• [Task item]:
Please state how many lines of the records below contain the word "with". Give the number and nothing else.

• [Data records]:
# # #

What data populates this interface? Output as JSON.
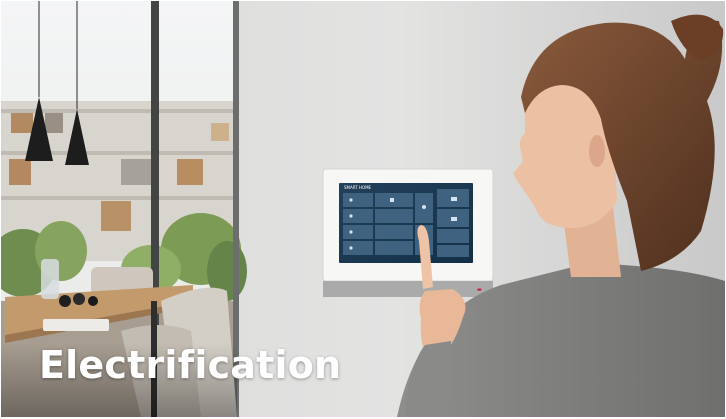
{
  "caption": {
    "title": "Electrification"
  },
  "panel": {
    "screen_title": "SMART HOME"
  }
}
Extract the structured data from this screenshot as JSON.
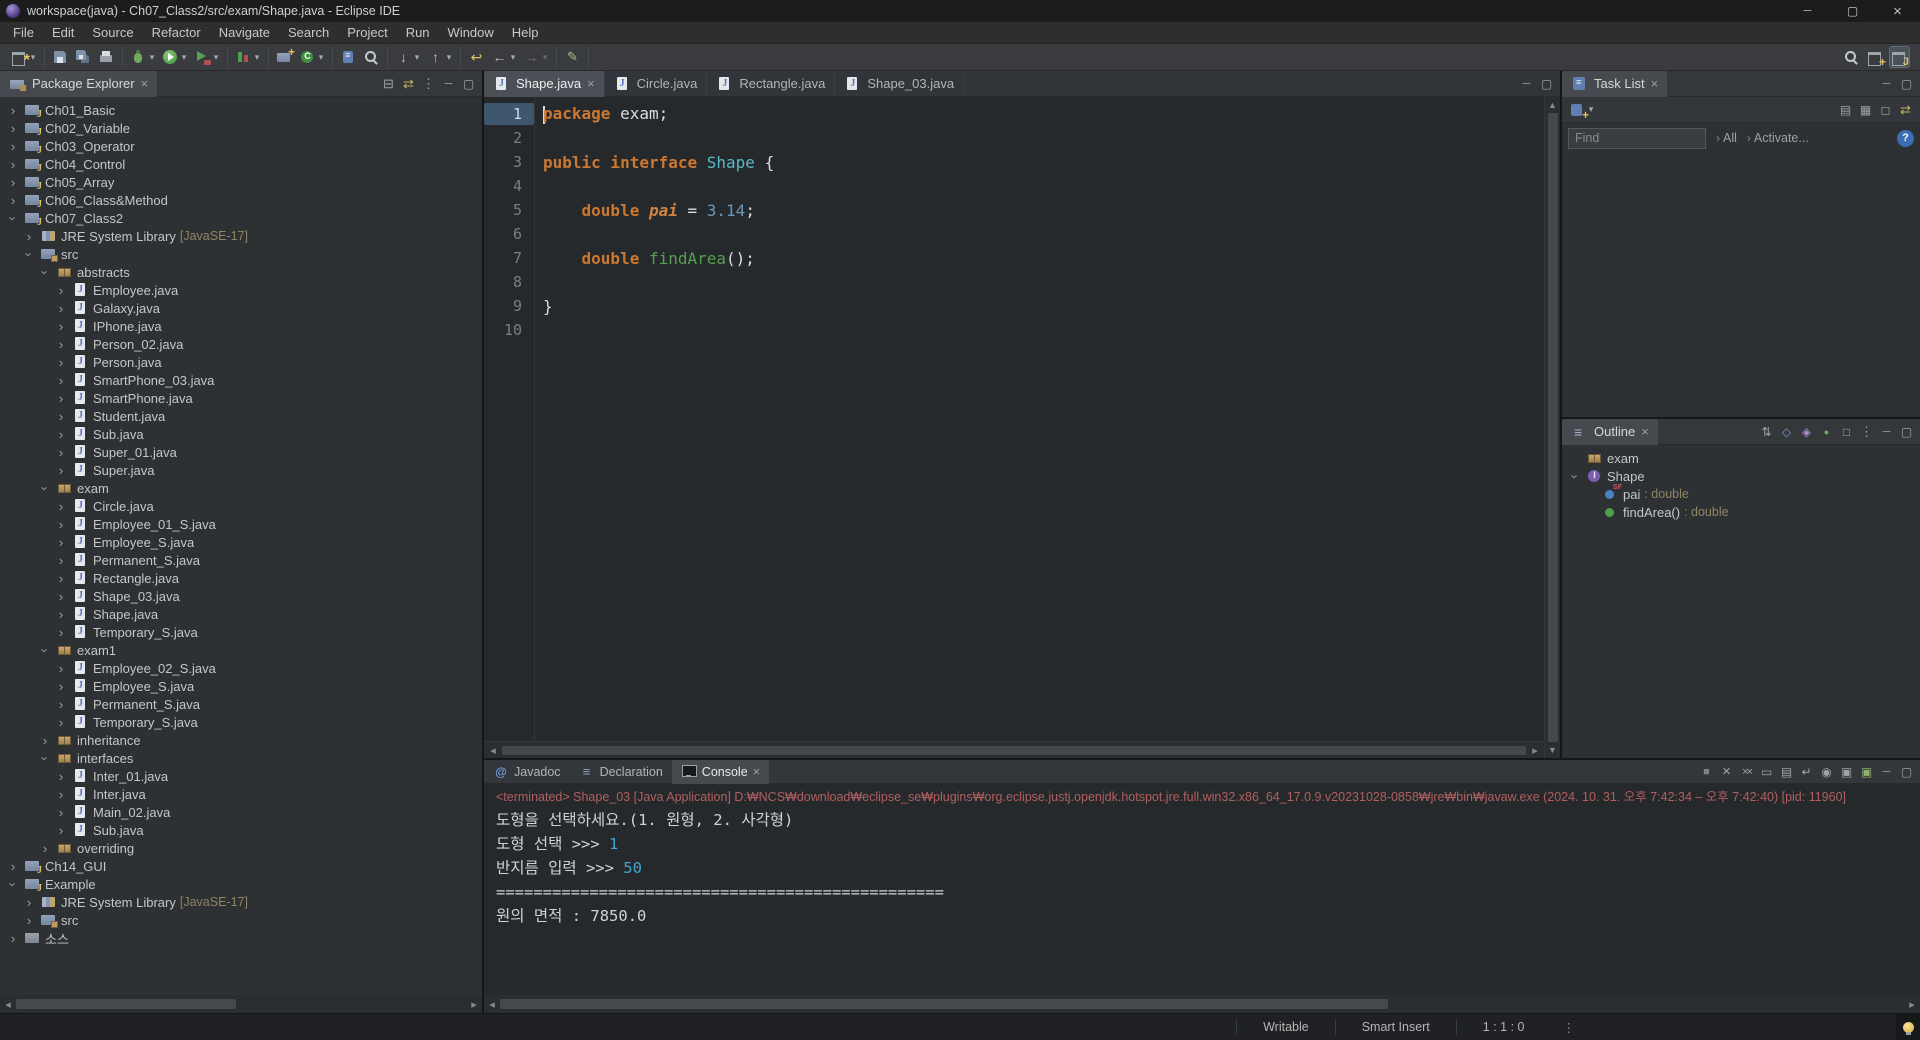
{
  "window": {
    "title": "workspace(java) - Ch07_Class2/src/exam/Shape.java - Eclipse IDE",
    "controls": [
      "minimize-icon",
      "maximize-icon",
      "close-icon"
    ]
  },
  "menubar": [
    "File",
    "Edit",
    "Source",
    "Refactor",
    "Navigate",
    "Search",
    "Project",
    "Run",
    "Window",
    "Help"
  ],
  "toolbar": {
    "groups": [
      [
        {
          "name": "new-wizard-button",
          "icon": "new-wizard-icon",
          "dropdown": true
        }
      ],
      [
        {
          "name": "save-button",
          "icon": "save-icon"
        },
        {
          "name": "save-all-button",
          "icon": "save-all-icon"
        },
        {
          "name": "print-button",
          "icon": "print-icon"
        }
      ],
      [
        {
          "name": "debug-button",
          "icon": "debug-icon",
          "dropdown": true
        },
        {
          "name": "run-button",
          "icon": "run-icon",
          "dropdown": true
        },
        {
          "name": "run-external-tools-button",
          "icon": "external-tools-icon",
          "dropdown": true
        }
      ],
      [
        {
          "name": "coverage-button",
          "icon": "coverage-icon",
          "dropdown": true
        }
      ],
      [
        {
          "name": "new-java-project-button",
          "icon": "new-java-project-icon"
        },
        {
          "name": "new-class-button",
          "icon": "new-class-icon",
          "dropdown": true
        }
      ],
      [
        {
          "name": "open-task-button",
          "icon": "open-task-icon"
        },
        {
          "name": "search-button",
          "icon": "search-flashlight-icon"
        }
      ],
      [
        {
          "name": "next-annotation-button",
          "icon": "next-annotation-icon",
          "dropdown": true
        },
        {
          "name": "previous-annotation-button",
          "icon": "prev-annotation-icon",
          "dropdown": true
        }
      ],
      [
        {
          "name": "last-edit-location-button",
          "icon": "last-edit-icon"
        },
        {
          "name": "back-button",
          "icon": "back-icon",
          "dropdown": true
        },
        {
          "name": "forward-button",
          "icon": "forward-icon",
          "dropdown": true,
          "state": "disabled"
        }
      ],
      [
        {
          "name": "pin-editor-button",
          "icon": "pin-editor-icon"
        }
      ]
    ],
    "right": [
      {
        "name": "quick-search-button",
        "icon": "magnifier-icon"
      },
      {
        "name": "open-perspective-button",
        "icon": "open-perspective-icon"
      },
      {
        "name": "java-perspective-button",
        "icon": "java-perspective-icon",
        "state": "active"
      }
    ]
  },
  "package_explorer": {
    "title": "Package Explorer",
    "header_icons": [
      "collapse-all-icon",
      "link-with-editor-icon",
      "view-menu-icon",
      "minimize-icon",
      "maximize-icon"
    ],
    "tree": [
      {
        "depth": 0,
        "exp": "closed",
        "icon": "java-project-icon",
        "label": "Ch01_Basic"
      },
      {
        "depth": 0,
        "exp": "closed",
        "icon": "java-project-icon",
        "label": "Ch02_Variable"
      },
      {
        "depth": 0,
        "exp": "closed",
        "icon": "java-project-icon",
        "label": "Ch03_Operator"
      },
      {
        "depth": 0,
        "exp": "closed",
        "icon": "java-project-icon",
        "label": "Ch04_Control"
      },
      {
        "depth": 0,
        "exp": "closed",
        "icon": "java-project-icon",
        "label": "Ch05_Array"
      },
      {
        "depth": 0,
        "exp": "closed",
        "icon": "java-project-icon",
        "label": "Ch06_Class&Method"
      },
      {
        "depth": 0,
        "exp": "open",
        "icon": "java-project-icon",
        "label": "Ch07_Class2"
      },
      {
        "depth": 1,
        "exp": "closed",
        "icon": "library-icon",
        "label": "JRE System Library",
        "decorator": "[JavaSE-17]"
      },
      {
        "depth": 1,
        "exp": "open",
        "icon": "src-folder-icon",
        "label": "src"
      },
      {
        "depth": 2,
        "exp": "open",
        "icon": "package-icon",
        "label": "abstracts"
      },
      {
        "depth": 3,
        "exp": "closed",
        "icon": "java-file-icon",
        "label": "Employee.java"
      },
      {
        "depth": 3,
        "exp": "closed",
        "icon": "java-file-icon",
        "label": "Galaxy.java"
      },
      {
        "depth": 3,
        "exp": "closed",
        "icon": "java-file-icon",
        "label": "IPhone.java"
      },
      {
        "depth": 3,
        "exp": "closed",
        "icon": "java-file-icon",
        "label": "Person_02.java"
      },
      {
        "depth": 3,
        "exp": "closed",
        "icon": "java-file-icon",
        "label": "Person.java"
      },
      {
        "depth": 3,
        "exp": "closed",
        "icon": "java-file-icon",
        "label": "SmartPhone_03.java"
      },
      {
        "depth": 3,
        "exp": "closed",
        "icon": "java-file-icon",
        "label": "SmartPhone.java"
      },
      {
        "depth": 3,
        "exp": "closed",
        "icon": "java-file-icon",
        "label": "Student.java"
      },
      {
        "depth": 3,
        "exp": "closed",
        "icon": "java-file-icon",
        "label": "Sub.java"
      },
      {
        "depth": 3,
        "exp": "closed",
        "icon": "java-file-icon",
        "label": "Super_01.java"
      },
      {
        "depth": 3,
        "exp": "closed",
        "icon": "java-file-icon",
        "label": "Super.java"
      },
      {
        "depth": 2,
        "exp": "open",
        "icon": "package-icon",
        "label": "exam"
      },
      {
        "depth": 3,
        "exp": "closed",
        "icon": "java-file-icon",
        "label": "Circle.java"
      },
      {
        "depth": 3,
        "exp": "closed",
        "icon": "java-file-icon",
        "label": "Employee_01_S.java"
      },
      {
        "depth": 3,
        "exp": "closed",
        "icon": "java-file-icon",
        "label": "Employee_S.java"
      },
      {
        "depth": 3,
        "exp": "closed",
        "icon": "java-file-icon",
        "label": "Permanent_S.java"
      },
      {
        "depth": 3,
        "exp": "closed",
        "icon": "java-file-icon",
        "label": "Rectangle.java"
      },
      {
        "depth": 3,
        "exp": "closed",
        "icon": "java-file-icon",
        "label": "Shape_03.java"
      },
      {
        "depth": 3,
        "exp": "closed",
        "icon": "java-file-icon",
        "label": "Shape.java"
      },
      {
        "depth": 3,
        "exp": "closed",
        "icon": "java-file-icon",
        "label": "Temporary_S.java"
      },
      {
        "depth": 2,
        "exp": "open",
        "icon": "package-icon",
        "label": "exam1"
      },
      {
        "depth": 3,
        "exp": "closed",
        "icon": "java-file-icon",
        "label": "Employee_02_S.java"
      },
      {
        "depth": 3,
        "exp": "closed",
        "icon": "java-file-icon",
        "label": "Employee_S.java"
      },
      {
        "depth": 3,
        "exp": "closed",
        "icon": "java-file-icon",
        "label": "Permanent_S.java"
      },
      {
        "depth": 3,
        "exp": "closed",
        "icon": "java-file-icon",
        "label": "Temporary_S.java"
      },
      {
        "depth": 2,
        "exp": "closed",
        "icon": "package-icon",
        "label": "inheritance"
      },
      {
        "depth": 2,
        "exp": "open",
        "icon": "package-icon",
        "label": "interfaces"
      },
      {
        "depth": 3,
        "exp": "closed",
        "icon": "java-file-icon",
        "label": "Inter_01.java"
      },
      {
        "depth": 3,
        "exp": "closed",
        "icon": "java-file-icon",
        "label": "Inter.java"
      },
      {
        "depth": 3,
        "exp": "closed",
        "icon": "java-file-icon",
        "label": "Main_02.java"
      },
      {
        "depth": 3,
        "exp": "closed",
        "icon": "java-file-icon",
        "label": "Sub.java"
      },
      {
        "depth": 2,
        "exp": "closed",
        "icon": "package-icon",
        "label": "overriding"
      },
      {
        "depth": 0,
        "exp": "closed",
        "icon": "java-project-icon",
        "label": "Ch14_GUI"
      },
      {
        "depth": 0,
        "exp": "open",
        "icon": "java-project-icon",
        "label": "Example"
      },
      {
        "depth": 1,
        "exp": "closed",
        "icon": "library-icon",
        "label": "JRE System Library",
        "decorator": "[JavaSE-17]"
      },
      {
        "depth": 1,
        "exp": "closed",
        "icon": "src-folder-icon",
        "label": "src"
      },
      {
        "depth": 0,
        "exp": "closed",
        "icon": "general-project-icon",
        "label": "소스"
      }
    ]
  },
  "editor": {
    "tabs": [
      {
        "name": "editor-tab-shape-java",
        "label": "Shape.java",
        "icon": "java-file-icon",
        "state": "active",
        "closable": true
      },
      {
        "name": "editor-tab-circle-java",
        "label": "Circle.java",
        "icon": "java-file-icon"
      },
      {
        "name": "editor-tab-rectangle-java",
        "label": "Rectangle.java",
        "icon": "java-file-icon"
      },
      {
        "name": "editor-tab-shape03-java",
        "label": "Shape_03.java",
        "icon": "java-file-icon"
      }
    ],
    "tabbar_icons": [
      "minimize-icon",
      "maximize-icon"
    ],
    "lines": [
      {
        "n": 1,
        "sel": "sel",
        "tokens": [
          {
            "t": "",
            "c": "cursor"
          },
          {
            "t": "package",
            "c": "kw"
          },
          {
            "t": " exam;",
            "c": "pl"
          }
        ]
      },
      {
        "n": 2,
        "tokens": []
      },
      {
        "n": 3,
        "tokens": [
          {
            "t": "public interface",
            "c": "kw"
          },
          {
            "t": " ",
            "c": "pl"
          },
          {
            "t": "Shape",
            "c": "type"
          },
          {
            "t": " {",
            "c": "pl"
          }
        ]
      },
      {
        "n": 4,
        "tokens": []
      },
      {
        "n": 5,
        "tokens": [
          {
            "t": "    ",
            "c": "pl"
          },
          {
            "t": "double",
            "c": "kw"
          },
          {
            "t": " ",
            "c": "pl"
          },
          {
            "t": "pai",
            "c": "const"
          },
          {
            "t": " = ",
            "c": "pl"
          },
          {
            "t": "3.14",
            "c": "num"
          },
          {
            "t": ";",
            "c": "pl"
          }
        ]
      },
      {
        "n": 6,
        "tokens": []
      },
      {
        "n": 7,
        "tokens": [
          {
            "t": "    ",
            "c": "pl"
          },
          {
            "t": "double",
            "c": "kw"
          },
          {
            "t": " ",
            "c": "pl"
          },
          {
            "t": "findArea",
            "c": "method"
          },
          {
            "t": "();",
            "c": "pl"
          }
        ]
      },
      {
        "n": 8,
        "tokens": []
      },
      {
        "n": 9,
        "tokens": [
          {
            "t": "}",
            "c": "pl"
          }
        ]
      },
      {
        "n": 10,
        "tokens": []
      }
    ]
  },
  "task_list": {
    "title": "Task List",
    "header_icons": [
      "minimize-icon",
      "maximize-icon"
    ],
    "toolbar_left": [
      {
        "name": "new-task-button",
        "icon": "new-task-icon",
        "dropdown": true
      }
    ],
    "toolbar_icons": [
      "categorized-icon",
      "scheduled-icon",
      "filter-completed-icon",
      "link-with-editor-icon"
    ],
    "find_placeholder": "Find",
    "all_label": "All",
    "activate_label": "Activate..."
  },
  "outline": {
    "title": "Outline",
    "header_icons": [
      "sort-icon",
      "hide-fields-icon",
      "hide-static-icon",
      "hide-non-public-icon",
      "hide-local-types-icon",
      "view-menu-icon",
      "minimize-icon",
      "maximize-icon"
    ],
    "items": [
      {
        "depth": 0,
        "exp": "none",
        "icon": "package-icon",
        "label": "exam"
      },
      {
        "depth": 0,
        "exp": "open",
        "icon": "interface-icon",
        "label": "Shape"
      },
      {
        "depth": 1,
        "exp": "none",
        "icon": "field-const-icon",
        "label": "pai",
        "decorator": " : double"
      },
      {
        "depth": 1,
        "exp": "none",
        "icon": "method-icon",
        "label": "findArea()",
        "decorator": " : double"
      }
    ]
  },
  "console": {
    "tabs": [
      {
        "name": "javadoc-tab",
        "label": "Javadoc",
        "icon": "javadoc-icon"
      },
      {
        "name": "declaration-tab",
        "label": "Declaration",
        "icon": "declaration-icon"
      },
      {
        "name": "console-tab",
        "label": "Console",
        "icon": "console-icon",
        "state": "active",
        "closable": true
      }
    ],
    "header_icons": [
      "terminate-icon",
      "remove-launch-icon",
      "remove-all-launches-icon",
      "clear-console-icon",
      "scroll-lock-icon",
      "word-wrap-icon",
      "pin-console-icon",
      "display-selected-console-icon",
      "open-console-icon",
      "minimize-icon",
      "maximize-icon"
    ],
    "meta": "<terminated> Shape_03 [Java Application] D:₩NCS₩download₩eclipse_se₩plugins₩org.eclipse.justj.openjdk.hotspot.jre.full.win32.x86_64_17.0.9.v20231028-0858₩jre₩bin₩javaw.exe (2024. 10. 31. 오후 7:42:34 – 오후 7:42:40) [pid: 11960]",
    "lines": [
      {
        "spans": [
          {
            "t": "도형을 선택하세요.(1. 원형, 2. 사각형)",
            "c": "out"
          }
        ]
      },
      {
        "spans": [
          {
            "t": "도형 선택 >>> ",
            "c": "out"
          },
          {
            "t": "1",
            "c": "in"
          }
        ]
      },
      {
        "spans": [
          {
            "t": "반지름 입력 >>> ",
            "c": "out"
          },
          {
            "t": "50",
            "c": "in"
          }
        ]
      },
      {
        "spans": [
          {
            "t": "================================================",
            "c": "out"
          }
        ]
      },
      {
        "spans": [
          {
            "t": "원의 면적 : 7850.0",
            "c": "out"
          }
        ]
      }
    ]
  },
  "status_bar": {
    "writable": "Writable",
    "input_mode": "Smart Insert",
    "cursor_position": "1 : 1 : 0"
  },
  "colors": {
    "editor_background": "#26292C",
    "keyword": "#CC7832",
    "type_name": "#59B9C4",
    "constant": "#D28445",
    "number": "#6897BB",
    "method_declaration": "#55A04E",
    "console_stdout": "#CFD2D6",
    "console_stdin": "#40A6D4",
    "console_process_info": "#B25F5F",
    "current_line_number_highlight": "#3E566E",
    "decorator_text": "#8F8563"
  }
}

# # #

• [The completed task]:
2